Our first attempt at solving the problem of reproducible environments
was packrat. While we
learned a lot from packrat, it ultimately proved challenging to use in
ways that were difficult to fix. This led us to create renv, a system
with fewer surprises and better defaults. If you’re an existing packrat
user, you can call
renv::migrate() to switch renv, then
read on to learn about the main differences:
The renv lockfile
renv.lock is formatted as JSON. This should make the lockfile
easier to use and consume with other tools.
renv no longer attempts to explicitly download and track R package source tarballs within your project. This was a frustrating default that operated under the assumption that you might later want to be able to restore a project’s private library without access to a CRAN repository. In practice, this is almost never the case, and the time spent downloading + storing the package sources seemed to outweigh the potential reproducibility benefits.
Packrat tried to maintain the distinction between so-called
stale packages; that is, R packages which were installed by
Packrat but were not recorded in the lockfile for some reason.

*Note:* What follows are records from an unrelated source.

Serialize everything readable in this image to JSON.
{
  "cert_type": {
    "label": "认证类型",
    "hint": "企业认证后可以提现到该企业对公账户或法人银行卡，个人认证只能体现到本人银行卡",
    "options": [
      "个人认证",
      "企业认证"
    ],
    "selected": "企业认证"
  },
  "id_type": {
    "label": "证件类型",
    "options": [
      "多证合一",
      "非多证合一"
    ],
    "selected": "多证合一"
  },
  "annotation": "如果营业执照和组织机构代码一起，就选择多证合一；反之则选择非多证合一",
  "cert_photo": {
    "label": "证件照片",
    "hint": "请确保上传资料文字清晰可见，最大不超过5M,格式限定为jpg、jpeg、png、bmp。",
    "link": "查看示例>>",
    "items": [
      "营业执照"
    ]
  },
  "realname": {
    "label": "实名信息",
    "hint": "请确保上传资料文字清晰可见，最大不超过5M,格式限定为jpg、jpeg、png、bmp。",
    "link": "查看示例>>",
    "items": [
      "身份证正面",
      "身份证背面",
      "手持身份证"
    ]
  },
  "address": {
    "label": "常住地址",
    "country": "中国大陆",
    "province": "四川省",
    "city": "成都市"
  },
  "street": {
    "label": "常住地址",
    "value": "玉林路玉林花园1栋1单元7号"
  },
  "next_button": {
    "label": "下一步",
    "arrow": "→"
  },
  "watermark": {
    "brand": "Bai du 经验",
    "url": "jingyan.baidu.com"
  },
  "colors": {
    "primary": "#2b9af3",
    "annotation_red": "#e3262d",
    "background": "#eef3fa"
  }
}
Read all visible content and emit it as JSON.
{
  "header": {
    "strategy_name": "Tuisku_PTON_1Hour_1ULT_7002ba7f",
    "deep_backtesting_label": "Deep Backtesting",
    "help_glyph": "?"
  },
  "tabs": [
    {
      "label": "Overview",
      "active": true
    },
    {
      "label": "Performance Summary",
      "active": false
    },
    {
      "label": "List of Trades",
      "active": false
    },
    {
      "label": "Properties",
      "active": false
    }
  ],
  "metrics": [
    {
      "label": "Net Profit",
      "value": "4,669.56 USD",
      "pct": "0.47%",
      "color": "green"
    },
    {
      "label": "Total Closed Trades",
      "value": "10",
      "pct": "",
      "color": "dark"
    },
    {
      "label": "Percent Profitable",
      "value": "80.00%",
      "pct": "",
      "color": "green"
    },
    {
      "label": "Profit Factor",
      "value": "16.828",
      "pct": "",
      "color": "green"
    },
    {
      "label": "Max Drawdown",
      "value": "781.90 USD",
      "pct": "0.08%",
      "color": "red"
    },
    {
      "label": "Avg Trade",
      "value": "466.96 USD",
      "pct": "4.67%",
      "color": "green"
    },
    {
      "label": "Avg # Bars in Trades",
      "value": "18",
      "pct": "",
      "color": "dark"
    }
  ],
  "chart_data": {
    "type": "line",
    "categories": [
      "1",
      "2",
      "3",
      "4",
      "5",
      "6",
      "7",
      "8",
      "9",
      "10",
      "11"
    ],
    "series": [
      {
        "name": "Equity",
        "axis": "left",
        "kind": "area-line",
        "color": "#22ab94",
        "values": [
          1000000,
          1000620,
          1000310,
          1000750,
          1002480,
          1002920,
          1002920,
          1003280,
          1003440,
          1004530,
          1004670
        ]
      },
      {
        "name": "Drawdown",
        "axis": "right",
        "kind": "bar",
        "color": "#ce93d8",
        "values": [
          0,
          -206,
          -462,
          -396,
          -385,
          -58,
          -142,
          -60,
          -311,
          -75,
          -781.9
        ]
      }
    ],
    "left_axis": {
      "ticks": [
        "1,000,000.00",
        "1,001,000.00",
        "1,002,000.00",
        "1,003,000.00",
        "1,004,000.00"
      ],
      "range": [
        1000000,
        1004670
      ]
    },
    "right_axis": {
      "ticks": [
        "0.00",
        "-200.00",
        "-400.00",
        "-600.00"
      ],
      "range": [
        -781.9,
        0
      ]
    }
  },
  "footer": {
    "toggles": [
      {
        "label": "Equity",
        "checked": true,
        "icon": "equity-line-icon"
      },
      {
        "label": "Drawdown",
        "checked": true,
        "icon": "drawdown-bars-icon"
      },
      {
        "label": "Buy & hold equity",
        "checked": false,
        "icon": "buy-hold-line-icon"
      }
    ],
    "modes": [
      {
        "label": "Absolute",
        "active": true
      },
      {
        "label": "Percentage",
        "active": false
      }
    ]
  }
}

This
distinction was (1) overall not useful, and (2) confusing. renv no
longer makes this distinction:
snapshot() saves the state
of your project library to

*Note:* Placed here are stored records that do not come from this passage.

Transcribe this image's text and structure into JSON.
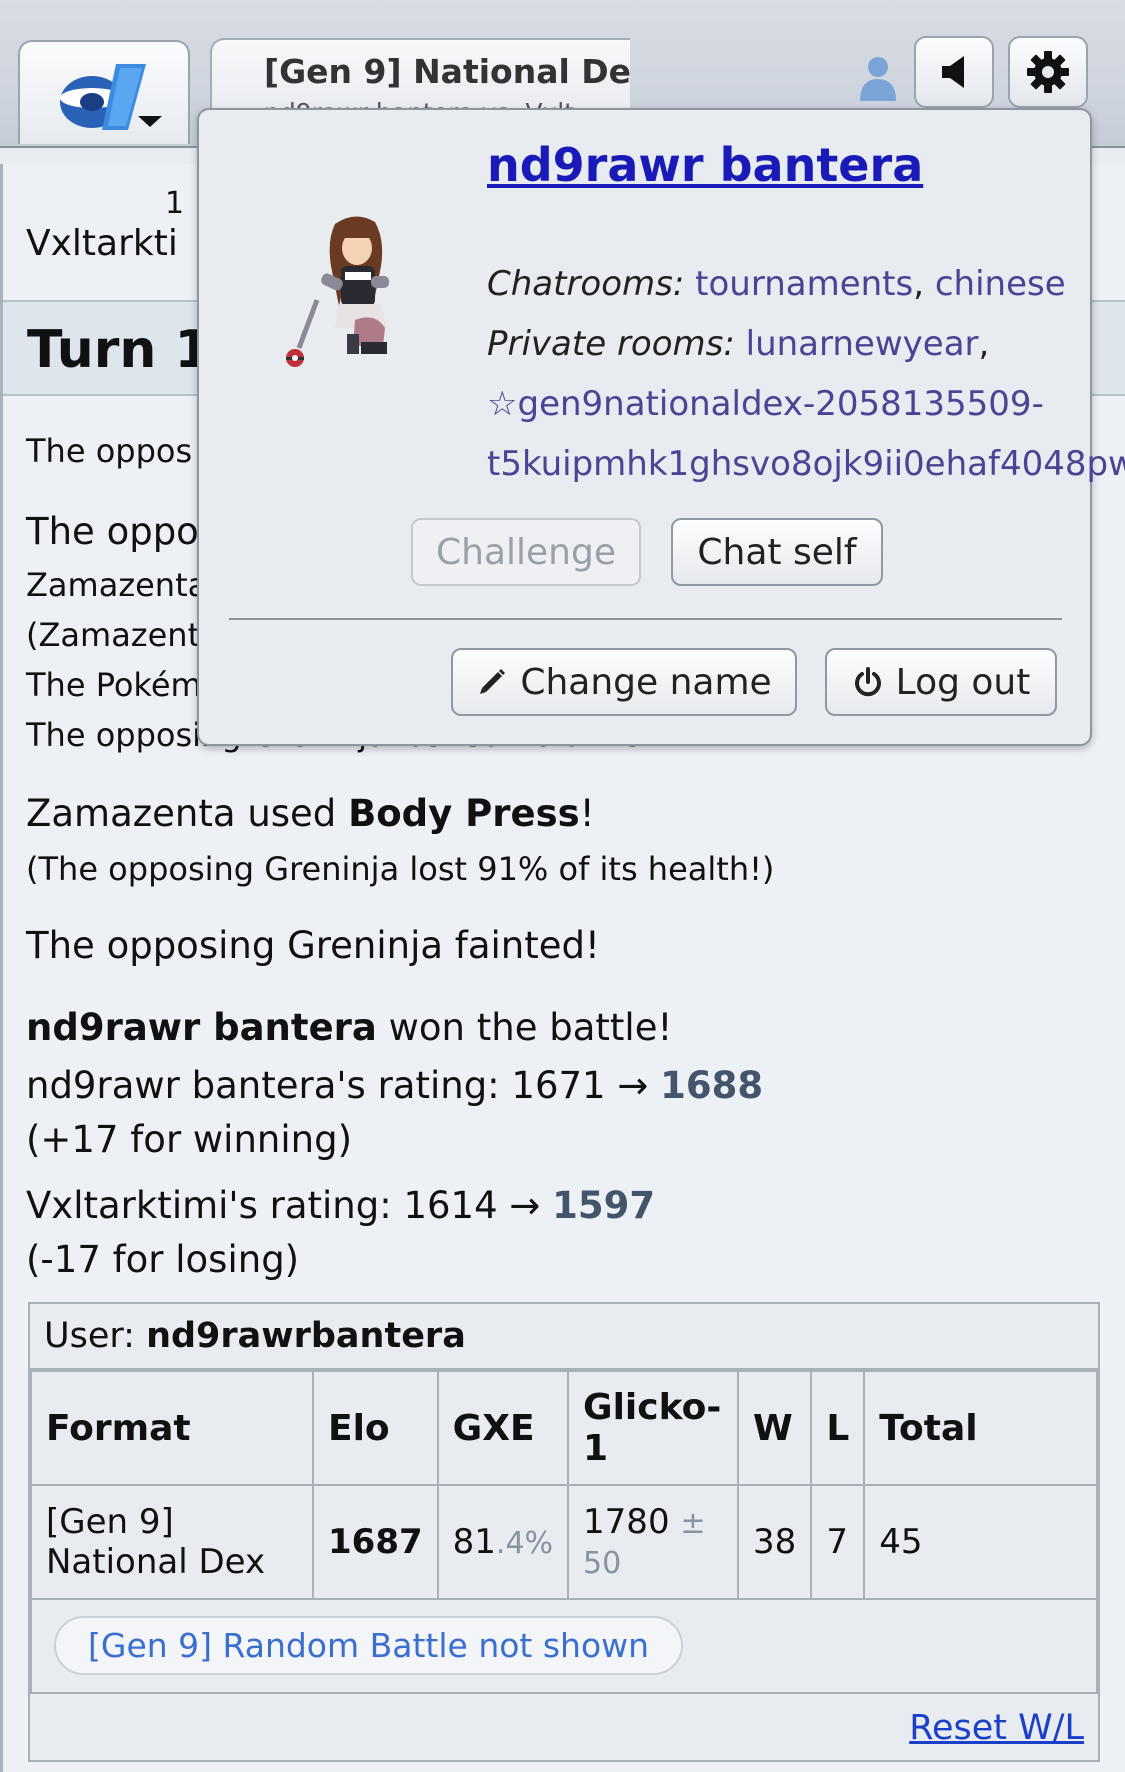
{
  "header": {
    "room_title": "[Gen 9] National De",
    "room_subtitle": "nd9rawr bantera vs. Vxlt",
    "icons": [
      "pokemon-showdown-logo-icon",
      "user-icon",
      "sound-icon",
      "gear-icon"
    ]
  },
  "log": {
    "mini_number": "1",
    "mini_name": "Vxltarkti",
    "turn_label": "Turn 1",
    "line1": "The oppos",
    "line2": "The oppo",
    "line3": "Zamazenta",
    "line4": "(Zamazent",
    "line5": "The Pokém",
    "line6": "The opposing Greninja lost some of its HP!",
    "move_prefix": "Zamazenta used ",
    "move_name": "Body Press",
    "move_suffix": "!",
    "damage": "(The opposing Greninja lost 91% of its health!)",
    "faint": "The opposing Greninja fainted!",
    "winner": "nd9rawr bantera",
    "won_text": " won the battle!",
    "rating1_prefix": "nd9rawr bantera's rating: 1671 → ",
    "rating1_new": "1688",
    "rating1_change": "(+17 for winning)",
    "rating2_prefix": "Vxltarktimi's rating: 1614 → ",
    "rating2_new": "1597",
    "rating2_change": "(-17 for losing)"
  },
  "ratings": {
    "user_label": "User: ",
    "user_name": "nd9rawrbantera",
    "headers": [
      "Format",
      "Elo",
      "GXE",
      "Glicko-1",
      "W",
      "L",
      "Total"
    ],
    "row": {
      "format": "[Gen 9] National Dex",
      "elo": "1687",
      "gxe_main": "81",
      "gxe_decimal": ".4%",
      "glicko": "1780",
      "glicko_dev": "± 50",
      "w": "38",
      "l": "7",
      "total": "45"
    },
    "hidden_format": "[Gen 9] Random Battle not shown",
    "reset_label": "Reset W/L"
  },
  "popup": {
    "name": "nd9rawr bantera",
    "chatrooms_label": "Chatrooms:",
    "chatrooms": [
      "tournaments",
      "chinese"
    ],
    "private_label": "Private rooms:",
    "private_rooms": [
      "lunarnewyear",
      "☆gen9nationaldex-2058135509-",
      "t5kuipmhk1ghsvo8ojk9ii0ehaf4048pw"
    ],
    "challenge_label": "Challenge",
    "chat_self_label": "Chat self",
    "change_name_label": "Change name",
    "logout_label": "Log out"
  }
}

restore() loads the state of your project library from
renv.lock, and that’s all.
In renv, the global package cache is enabled by default. This should reduce overall disk-space usage as packages can effectively be shared across each project using renv.
renv’s dependency discovery machinery is more configurable. The
renv::dependencies() is exported, and users can
.renvignore files to instruct renv to ignore
specific files and folders in their projects. (See
?renv::dependencies for more information.)